# TASK DESCRIPTION:
Search the entries for the word "object" and pull out each line that has it.

Records from a data collection
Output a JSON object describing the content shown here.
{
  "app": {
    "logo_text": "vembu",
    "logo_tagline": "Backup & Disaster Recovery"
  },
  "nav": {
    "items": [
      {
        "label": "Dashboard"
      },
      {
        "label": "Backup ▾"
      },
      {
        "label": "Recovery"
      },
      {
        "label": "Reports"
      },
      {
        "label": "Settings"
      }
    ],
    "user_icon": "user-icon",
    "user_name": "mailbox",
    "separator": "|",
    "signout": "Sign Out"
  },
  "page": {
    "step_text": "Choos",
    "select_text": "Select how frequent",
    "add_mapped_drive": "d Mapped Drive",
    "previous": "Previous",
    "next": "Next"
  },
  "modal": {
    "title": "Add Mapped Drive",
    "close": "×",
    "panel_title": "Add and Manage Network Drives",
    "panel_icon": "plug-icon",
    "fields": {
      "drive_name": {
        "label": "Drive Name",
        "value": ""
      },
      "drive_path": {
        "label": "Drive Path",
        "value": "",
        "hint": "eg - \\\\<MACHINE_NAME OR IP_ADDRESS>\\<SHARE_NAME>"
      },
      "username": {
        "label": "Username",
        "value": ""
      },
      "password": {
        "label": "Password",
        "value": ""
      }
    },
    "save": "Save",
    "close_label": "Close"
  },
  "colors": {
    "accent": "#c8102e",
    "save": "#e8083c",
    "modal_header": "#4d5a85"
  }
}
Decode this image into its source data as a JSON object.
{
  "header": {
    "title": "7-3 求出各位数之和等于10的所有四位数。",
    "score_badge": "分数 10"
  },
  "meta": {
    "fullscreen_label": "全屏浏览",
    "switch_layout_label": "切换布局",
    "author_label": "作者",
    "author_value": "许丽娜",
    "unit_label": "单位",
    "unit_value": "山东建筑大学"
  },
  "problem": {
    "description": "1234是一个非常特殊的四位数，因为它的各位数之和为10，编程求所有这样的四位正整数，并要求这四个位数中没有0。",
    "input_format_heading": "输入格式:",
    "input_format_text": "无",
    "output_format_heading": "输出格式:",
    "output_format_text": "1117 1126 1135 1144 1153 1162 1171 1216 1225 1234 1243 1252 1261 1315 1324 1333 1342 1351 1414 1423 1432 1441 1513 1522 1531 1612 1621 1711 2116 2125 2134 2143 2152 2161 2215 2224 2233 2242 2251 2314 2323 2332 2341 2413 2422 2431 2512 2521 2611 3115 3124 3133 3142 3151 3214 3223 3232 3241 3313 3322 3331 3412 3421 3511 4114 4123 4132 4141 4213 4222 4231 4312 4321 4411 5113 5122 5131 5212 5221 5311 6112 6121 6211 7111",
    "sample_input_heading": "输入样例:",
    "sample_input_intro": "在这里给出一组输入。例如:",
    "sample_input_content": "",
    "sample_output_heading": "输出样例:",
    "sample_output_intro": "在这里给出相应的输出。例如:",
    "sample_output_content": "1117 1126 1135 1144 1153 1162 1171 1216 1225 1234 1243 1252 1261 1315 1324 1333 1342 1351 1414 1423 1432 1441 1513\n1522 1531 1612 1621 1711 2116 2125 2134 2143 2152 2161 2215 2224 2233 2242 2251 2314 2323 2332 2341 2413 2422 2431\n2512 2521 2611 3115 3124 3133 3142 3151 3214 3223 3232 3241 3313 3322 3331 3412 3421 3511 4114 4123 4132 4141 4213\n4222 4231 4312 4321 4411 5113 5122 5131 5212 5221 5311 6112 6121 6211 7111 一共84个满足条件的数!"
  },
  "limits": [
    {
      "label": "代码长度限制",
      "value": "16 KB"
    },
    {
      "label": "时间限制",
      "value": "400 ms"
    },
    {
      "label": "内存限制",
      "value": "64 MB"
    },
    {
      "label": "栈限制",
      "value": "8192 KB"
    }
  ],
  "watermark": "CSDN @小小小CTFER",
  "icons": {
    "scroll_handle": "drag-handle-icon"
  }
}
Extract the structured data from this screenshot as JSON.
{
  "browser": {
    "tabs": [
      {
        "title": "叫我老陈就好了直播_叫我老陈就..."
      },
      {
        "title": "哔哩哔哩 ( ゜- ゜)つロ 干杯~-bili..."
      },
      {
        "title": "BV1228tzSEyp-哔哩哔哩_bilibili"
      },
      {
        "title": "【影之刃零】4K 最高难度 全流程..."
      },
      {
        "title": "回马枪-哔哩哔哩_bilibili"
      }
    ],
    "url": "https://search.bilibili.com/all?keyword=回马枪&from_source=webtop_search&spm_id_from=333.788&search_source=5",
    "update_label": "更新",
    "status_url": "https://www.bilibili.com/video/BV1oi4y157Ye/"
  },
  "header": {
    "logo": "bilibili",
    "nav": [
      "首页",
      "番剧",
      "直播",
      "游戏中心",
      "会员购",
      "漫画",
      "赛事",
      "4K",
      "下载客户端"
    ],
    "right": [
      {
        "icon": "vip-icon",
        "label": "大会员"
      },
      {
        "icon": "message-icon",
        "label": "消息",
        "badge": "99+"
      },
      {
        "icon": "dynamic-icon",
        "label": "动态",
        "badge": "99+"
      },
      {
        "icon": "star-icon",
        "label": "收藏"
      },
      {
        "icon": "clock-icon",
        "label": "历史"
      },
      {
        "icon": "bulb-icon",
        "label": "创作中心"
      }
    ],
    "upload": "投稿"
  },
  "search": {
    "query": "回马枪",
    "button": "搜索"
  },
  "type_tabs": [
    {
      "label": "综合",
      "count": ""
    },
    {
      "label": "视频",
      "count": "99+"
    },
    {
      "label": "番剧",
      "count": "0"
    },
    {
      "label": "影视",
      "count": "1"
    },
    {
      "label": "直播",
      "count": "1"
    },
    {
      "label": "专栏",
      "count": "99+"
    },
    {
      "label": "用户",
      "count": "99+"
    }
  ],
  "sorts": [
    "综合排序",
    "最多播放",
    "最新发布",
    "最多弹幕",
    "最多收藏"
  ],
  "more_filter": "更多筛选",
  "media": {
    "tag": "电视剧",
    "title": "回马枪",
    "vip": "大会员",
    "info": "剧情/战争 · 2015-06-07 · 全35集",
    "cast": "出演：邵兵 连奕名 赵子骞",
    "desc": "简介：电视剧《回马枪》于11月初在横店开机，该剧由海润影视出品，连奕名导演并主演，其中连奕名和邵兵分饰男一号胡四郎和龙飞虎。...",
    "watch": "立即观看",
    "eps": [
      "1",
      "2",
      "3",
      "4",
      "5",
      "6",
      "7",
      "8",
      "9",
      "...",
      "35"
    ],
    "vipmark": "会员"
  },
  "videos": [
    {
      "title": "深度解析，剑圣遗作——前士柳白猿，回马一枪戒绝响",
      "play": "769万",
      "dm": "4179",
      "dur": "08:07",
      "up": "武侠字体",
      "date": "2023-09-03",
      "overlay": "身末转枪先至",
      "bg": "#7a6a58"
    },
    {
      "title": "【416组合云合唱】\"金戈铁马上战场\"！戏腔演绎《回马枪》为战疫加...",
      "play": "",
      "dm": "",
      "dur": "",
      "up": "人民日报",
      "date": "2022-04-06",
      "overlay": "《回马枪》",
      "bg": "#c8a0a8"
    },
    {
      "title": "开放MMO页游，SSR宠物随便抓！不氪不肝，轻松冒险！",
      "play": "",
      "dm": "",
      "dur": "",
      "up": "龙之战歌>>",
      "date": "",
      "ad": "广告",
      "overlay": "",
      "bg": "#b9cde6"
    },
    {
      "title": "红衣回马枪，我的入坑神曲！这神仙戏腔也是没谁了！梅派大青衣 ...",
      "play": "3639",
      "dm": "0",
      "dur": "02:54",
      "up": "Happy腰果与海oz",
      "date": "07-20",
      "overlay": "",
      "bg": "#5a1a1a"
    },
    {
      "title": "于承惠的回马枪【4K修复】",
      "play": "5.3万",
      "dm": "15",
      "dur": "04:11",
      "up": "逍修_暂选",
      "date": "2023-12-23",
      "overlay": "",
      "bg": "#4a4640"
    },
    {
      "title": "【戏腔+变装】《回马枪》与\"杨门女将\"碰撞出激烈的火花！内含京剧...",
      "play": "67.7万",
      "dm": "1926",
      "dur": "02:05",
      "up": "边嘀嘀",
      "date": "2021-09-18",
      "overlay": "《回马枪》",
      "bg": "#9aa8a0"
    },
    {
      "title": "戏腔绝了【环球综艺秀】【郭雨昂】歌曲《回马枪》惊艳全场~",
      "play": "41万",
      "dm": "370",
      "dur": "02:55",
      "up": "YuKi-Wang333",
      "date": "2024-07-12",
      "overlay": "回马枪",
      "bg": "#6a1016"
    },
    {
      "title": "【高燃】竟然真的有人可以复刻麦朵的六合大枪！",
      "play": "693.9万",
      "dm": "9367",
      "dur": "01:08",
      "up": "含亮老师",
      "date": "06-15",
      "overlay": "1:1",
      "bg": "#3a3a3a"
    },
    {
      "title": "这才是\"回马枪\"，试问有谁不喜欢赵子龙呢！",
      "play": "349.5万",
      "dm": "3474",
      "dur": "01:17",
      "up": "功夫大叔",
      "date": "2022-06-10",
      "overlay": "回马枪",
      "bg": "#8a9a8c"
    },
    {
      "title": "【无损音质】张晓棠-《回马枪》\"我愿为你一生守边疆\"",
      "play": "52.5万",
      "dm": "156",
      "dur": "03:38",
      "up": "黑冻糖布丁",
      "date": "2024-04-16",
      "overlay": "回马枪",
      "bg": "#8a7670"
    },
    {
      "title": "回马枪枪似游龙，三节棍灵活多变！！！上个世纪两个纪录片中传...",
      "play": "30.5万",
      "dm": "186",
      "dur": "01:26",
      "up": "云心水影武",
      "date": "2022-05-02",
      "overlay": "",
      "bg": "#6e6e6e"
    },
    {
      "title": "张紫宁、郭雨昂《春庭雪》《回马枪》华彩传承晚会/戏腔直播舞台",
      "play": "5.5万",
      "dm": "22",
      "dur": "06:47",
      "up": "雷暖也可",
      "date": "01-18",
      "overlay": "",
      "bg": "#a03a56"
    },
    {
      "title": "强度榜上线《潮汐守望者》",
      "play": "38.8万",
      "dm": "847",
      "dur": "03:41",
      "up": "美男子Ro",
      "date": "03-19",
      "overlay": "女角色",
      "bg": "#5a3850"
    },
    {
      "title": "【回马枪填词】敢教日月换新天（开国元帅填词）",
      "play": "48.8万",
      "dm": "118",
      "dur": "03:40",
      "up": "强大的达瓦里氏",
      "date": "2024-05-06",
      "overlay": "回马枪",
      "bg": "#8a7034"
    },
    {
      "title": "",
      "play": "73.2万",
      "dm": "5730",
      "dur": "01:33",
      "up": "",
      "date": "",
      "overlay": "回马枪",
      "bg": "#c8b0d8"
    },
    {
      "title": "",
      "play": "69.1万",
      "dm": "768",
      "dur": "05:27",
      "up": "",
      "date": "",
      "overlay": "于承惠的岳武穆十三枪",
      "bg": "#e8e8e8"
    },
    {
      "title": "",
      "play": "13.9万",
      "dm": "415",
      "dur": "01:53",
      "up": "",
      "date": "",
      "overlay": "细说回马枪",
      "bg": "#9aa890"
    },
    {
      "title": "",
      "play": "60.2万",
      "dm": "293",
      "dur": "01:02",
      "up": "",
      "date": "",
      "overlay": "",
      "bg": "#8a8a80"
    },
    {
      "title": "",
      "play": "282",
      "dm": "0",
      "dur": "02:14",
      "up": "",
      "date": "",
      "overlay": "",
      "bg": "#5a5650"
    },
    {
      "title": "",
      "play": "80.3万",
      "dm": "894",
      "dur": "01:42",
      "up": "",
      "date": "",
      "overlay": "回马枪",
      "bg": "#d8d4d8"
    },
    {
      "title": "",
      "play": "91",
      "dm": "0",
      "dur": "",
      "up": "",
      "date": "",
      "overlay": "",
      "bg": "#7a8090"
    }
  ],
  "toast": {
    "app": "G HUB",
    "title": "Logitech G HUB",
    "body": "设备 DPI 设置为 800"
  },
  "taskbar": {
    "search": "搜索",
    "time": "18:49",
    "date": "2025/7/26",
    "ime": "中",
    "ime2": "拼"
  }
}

# ANSWER TO THIS PROBLEM:
Output a JSON object describing the content shown here.
Decode this image into its source data as a JSON object.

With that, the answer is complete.